Nowadays the club is a blueprint for the rest of the county, an example of how far commitment, fellowship and pride in the jersey can take you. Mickey Moran will be missed.
Memories of Moran
Mickey was undoubtedly a humble character, intelligent and warm hearted both on and off the pitch.
As a manager and a coach, he was a pleasure to train under. I don’t think I’ve ever went to his training and thought ‘I’m going to hate this’.
His ability to man-manage players to bring the best out of them is unique because he does it from 1-36.
What Mickey has done for our club is immeasurable. Not only did he coach our senior footballers, he coached all the coaches in our club without even knowing it. Everyone wanted to learn how Mickey did things. Many night’s people would stand and watch training, and you’d see underage teams the next week being coached the same principles. He has well and truely set the standard in our club.
I may have to wait some amount of years to find someone who’s a better manager, coach and a friend.
I honestly couldn't rate him highly enough as a manager.
His attention to detail to every aspect of the game, is the thing that sets him apart from everyone else.
I've played under a number of managers but none better than Mickey.
The thing that sets him apart from everyone else is the respect he shows you as a player and in turn the respect he has earned. We as team would do anything for Mickey for the fact of the respect he shows every one of their players.
There is no stone unturned in preparation and his man management skills are unbelievable. He gives you an appetite to go to training and better yourself.
His achievements speak for themselves and even without the championships, I am so grateful to have met and played under a man as nice as Mickey, one of the GAA greats.

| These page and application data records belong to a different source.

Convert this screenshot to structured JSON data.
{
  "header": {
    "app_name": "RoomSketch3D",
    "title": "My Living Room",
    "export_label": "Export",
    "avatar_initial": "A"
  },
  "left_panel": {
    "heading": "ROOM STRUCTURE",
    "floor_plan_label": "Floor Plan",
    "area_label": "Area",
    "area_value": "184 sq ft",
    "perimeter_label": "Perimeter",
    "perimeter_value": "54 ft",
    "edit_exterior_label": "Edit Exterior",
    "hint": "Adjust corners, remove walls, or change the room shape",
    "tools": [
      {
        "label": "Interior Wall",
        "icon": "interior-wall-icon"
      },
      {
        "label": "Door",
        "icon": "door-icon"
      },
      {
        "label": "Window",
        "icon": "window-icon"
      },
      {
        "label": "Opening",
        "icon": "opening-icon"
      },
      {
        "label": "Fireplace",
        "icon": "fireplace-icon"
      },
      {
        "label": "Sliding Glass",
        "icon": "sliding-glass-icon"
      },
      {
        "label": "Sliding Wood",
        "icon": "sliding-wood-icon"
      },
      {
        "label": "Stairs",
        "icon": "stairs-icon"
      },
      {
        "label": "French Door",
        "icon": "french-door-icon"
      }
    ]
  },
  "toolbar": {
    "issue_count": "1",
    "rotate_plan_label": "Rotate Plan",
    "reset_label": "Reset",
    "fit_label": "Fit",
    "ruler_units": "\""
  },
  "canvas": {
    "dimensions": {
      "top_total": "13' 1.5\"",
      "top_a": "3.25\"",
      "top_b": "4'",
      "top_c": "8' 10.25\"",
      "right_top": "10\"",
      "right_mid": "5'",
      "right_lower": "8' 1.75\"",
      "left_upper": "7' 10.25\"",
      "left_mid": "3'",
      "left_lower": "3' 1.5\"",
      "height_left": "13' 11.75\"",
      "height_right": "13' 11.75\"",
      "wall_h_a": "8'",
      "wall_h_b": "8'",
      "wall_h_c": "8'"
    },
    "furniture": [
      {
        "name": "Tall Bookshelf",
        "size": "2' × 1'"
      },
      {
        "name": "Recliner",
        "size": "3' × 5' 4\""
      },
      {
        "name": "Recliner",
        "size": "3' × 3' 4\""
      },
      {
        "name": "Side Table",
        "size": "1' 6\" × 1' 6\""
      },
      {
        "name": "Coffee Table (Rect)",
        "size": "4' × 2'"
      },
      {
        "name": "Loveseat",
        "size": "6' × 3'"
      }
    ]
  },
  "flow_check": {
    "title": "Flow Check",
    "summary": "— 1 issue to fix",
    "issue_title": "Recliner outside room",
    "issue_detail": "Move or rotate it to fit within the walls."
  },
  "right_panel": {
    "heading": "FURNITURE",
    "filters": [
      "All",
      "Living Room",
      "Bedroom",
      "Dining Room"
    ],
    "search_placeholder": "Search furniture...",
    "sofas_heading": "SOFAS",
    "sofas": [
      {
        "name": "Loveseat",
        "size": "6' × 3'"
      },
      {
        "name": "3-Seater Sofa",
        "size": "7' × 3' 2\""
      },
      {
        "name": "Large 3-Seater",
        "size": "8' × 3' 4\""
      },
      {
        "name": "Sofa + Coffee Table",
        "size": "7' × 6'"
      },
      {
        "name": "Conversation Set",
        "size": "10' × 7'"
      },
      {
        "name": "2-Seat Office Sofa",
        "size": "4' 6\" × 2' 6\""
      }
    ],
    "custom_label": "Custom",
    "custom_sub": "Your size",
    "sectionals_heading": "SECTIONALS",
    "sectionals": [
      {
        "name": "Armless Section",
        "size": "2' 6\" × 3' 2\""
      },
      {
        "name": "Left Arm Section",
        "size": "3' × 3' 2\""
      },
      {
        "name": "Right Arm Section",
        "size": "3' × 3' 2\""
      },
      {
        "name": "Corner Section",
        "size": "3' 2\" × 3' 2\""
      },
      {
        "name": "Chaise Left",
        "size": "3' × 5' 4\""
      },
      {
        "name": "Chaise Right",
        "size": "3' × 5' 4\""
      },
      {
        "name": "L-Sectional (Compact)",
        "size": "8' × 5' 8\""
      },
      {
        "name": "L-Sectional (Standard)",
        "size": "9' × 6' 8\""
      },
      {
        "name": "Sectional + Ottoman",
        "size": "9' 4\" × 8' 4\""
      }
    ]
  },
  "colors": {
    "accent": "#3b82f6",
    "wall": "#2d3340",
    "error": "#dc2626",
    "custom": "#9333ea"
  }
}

Couldn't thank him enough for what he has done for myself and the whole of Slaughtneil.